Jackson said Los Angeles County does not segregate inmates who make reports. "That's deemed to be disciplinary in nature, and we don't have the right to discipline somebody just for making a complaint," he noted. Instead, Jackson added, staff who have been accused of sexual misconduct are asked to avoid contact with the inmate and to avoid potentially problematic situations - such as spending time alone in a room with an inmate.

Stemple said Stop Prisoner Rape would also like to see all facilities make sure that inmates have an understanding of the rules and their rights with regard to sexual contact. Even basic ground rules for sexual behavior can not necessarily be taken for granted because of the reality that the lives of many inmates - particularly female inmates - have been shaped by sexual abuse and the use of sex as a defense mechanism or a bargaining tool, Newkirk said. "It happens so often that the women really don't understand what has happened to them over the years," she said.

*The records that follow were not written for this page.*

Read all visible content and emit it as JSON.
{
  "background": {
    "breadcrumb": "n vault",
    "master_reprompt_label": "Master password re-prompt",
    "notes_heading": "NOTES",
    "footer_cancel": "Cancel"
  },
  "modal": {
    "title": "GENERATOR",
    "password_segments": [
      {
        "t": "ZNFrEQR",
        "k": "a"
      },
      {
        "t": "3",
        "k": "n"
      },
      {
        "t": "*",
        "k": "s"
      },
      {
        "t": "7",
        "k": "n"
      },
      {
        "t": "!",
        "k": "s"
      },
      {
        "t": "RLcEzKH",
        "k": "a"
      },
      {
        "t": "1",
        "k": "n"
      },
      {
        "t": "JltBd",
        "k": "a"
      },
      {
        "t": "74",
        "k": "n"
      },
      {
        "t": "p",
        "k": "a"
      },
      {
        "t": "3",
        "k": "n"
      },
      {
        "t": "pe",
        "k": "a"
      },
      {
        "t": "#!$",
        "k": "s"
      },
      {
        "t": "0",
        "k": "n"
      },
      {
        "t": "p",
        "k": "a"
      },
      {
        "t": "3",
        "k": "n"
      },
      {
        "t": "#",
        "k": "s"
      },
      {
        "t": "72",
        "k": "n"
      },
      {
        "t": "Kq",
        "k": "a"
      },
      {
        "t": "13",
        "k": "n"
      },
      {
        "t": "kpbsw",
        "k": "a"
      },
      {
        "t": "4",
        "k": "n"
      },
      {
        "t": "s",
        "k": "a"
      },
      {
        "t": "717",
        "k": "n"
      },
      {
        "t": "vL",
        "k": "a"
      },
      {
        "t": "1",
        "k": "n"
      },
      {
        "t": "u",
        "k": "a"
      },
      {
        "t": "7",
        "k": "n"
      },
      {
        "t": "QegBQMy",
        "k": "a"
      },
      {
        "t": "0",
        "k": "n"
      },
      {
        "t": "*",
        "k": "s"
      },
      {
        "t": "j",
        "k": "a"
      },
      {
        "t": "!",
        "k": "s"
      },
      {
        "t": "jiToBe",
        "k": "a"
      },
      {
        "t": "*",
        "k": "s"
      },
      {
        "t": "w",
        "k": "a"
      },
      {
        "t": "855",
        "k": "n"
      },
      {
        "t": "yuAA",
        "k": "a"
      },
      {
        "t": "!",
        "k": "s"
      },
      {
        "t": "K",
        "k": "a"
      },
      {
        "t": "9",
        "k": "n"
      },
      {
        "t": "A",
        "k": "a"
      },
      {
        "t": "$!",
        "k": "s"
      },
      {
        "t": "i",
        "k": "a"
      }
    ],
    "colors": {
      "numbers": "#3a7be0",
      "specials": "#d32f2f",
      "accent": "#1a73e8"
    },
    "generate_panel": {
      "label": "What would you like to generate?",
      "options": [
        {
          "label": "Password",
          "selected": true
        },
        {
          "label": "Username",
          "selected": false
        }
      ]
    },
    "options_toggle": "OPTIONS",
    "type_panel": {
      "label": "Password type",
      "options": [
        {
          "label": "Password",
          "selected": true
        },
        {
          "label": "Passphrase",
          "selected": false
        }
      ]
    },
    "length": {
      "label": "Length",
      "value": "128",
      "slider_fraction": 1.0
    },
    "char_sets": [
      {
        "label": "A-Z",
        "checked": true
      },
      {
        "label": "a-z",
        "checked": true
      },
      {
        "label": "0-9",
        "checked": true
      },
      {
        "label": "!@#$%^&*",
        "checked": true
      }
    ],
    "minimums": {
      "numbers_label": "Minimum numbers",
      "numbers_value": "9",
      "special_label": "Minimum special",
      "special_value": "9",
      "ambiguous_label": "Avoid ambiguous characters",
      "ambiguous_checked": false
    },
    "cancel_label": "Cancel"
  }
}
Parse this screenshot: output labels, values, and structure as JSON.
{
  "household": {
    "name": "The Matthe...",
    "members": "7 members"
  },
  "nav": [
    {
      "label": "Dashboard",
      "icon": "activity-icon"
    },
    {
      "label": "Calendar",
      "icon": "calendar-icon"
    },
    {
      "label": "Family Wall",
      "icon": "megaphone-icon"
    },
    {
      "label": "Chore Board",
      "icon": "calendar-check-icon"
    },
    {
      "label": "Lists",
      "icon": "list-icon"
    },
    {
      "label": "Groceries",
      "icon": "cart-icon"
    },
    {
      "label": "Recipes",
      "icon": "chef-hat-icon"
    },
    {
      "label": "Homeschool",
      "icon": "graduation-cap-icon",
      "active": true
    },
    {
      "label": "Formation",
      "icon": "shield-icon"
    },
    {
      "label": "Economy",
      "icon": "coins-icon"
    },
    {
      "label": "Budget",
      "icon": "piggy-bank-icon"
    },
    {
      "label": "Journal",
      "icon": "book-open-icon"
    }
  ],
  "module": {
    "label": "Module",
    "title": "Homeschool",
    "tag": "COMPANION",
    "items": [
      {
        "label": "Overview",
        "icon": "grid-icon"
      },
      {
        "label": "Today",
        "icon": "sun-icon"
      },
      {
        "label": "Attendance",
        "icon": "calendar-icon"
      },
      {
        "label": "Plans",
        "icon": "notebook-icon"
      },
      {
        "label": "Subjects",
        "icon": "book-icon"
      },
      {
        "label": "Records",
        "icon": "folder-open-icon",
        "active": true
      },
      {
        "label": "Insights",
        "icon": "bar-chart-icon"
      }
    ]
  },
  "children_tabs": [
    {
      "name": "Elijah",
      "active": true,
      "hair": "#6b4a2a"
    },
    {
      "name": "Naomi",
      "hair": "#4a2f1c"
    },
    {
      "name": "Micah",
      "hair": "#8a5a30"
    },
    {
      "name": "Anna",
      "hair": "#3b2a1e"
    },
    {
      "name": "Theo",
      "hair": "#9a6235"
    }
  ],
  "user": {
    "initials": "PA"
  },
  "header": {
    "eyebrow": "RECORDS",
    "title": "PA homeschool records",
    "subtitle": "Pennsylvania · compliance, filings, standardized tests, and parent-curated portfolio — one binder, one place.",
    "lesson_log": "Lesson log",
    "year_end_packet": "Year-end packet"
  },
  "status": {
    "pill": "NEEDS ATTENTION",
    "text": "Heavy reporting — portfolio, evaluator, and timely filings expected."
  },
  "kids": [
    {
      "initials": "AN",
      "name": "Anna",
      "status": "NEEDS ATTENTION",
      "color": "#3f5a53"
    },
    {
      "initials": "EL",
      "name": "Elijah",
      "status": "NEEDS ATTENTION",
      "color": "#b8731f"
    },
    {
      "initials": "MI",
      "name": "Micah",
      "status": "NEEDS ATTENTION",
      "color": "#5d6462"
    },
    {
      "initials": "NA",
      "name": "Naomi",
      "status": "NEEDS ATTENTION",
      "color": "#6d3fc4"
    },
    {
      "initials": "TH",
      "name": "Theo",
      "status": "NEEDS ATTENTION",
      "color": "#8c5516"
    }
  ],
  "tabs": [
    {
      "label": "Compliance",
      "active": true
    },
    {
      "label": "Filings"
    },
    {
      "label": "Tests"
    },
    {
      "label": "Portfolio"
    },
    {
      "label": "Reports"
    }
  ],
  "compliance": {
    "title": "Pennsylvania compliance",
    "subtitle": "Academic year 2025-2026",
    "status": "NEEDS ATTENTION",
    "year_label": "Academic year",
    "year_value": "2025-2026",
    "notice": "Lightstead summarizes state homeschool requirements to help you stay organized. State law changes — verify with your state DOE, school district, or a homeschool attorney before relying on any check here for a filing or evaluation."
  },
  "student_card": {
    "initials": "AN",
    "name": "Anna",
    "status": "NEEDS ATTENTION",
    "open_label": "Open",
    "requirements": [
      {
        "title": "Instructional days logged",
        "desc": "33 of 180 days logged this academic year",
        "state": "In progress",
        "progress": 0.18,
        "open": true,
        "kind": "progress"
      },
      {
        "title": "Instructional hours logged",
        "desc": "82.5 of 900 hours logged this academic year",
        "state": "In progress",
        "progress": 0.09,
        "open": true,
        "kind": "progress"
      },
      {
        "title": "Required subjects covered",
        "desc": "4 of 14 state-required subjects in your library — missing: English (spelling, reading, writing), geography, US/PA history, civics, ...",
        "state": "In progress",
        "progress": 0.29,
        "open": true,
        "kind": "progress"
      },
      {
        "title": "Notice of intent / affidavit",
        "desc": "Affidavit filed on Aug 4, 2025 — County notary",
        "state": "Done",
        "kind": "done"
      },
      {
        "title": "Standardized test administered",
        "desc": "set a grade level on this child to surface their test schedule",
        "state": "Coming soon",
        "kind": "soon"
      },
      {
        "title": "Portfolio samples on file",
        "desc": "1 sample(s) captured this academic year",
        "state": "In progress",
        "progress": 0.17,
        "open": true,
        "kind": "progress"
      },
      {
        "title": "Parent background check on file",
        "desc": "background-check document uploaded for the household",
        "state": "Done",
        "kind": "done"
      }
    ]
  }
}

Some offenders have never developed a clear feeling of what constitutes abuse, she said, and even the statement "This is not good for you, because you have a right to [control] what happens to your body," may come as a revelation.

Simple, seemingly obvious ideas may also need to be incorporated into training curriculum for officers. Newkirk noted that it may not always be clear to everyone that inmates' sexually provocative behavior or attempts to bargain with sexual favors do not grant license for inappropriate contact.

What can be safely taken for granted? Only that sexual misconduct in custody will take place anywhere it is not explicitly prohibited - and that even the best-run facilities must prepare to respond to sexual misconduct from time to time.

"We applaud those who have adopted clear policies to address sexual misconduct," Stemple said. "And, it goes without saying, that policies on the books are just the beginning. Enforcement, professionalism, and follow-through will characterize the response of officials who deal with this problem effectively."

Alex Coolman is the communications coordinator for Stop Prisoner Rape.

[1] U.S. Department of Justice, Bureau of Justice Statistics, Prior Abuse Reported by Inmates and Probationers, available at (http://www.ojp.usdoj.gov/bjs/abstract/parip.htm, last visited May 29, 2003).

[2] Abuse of Power in Prison, Milwaukee Journal Sentinel, February 3, 2003.

[3] U.S. Department of Justice, National Institute of Corrections, Sexual Misconduct in Prisons: Law, Remedies, and Incidence, May 2000.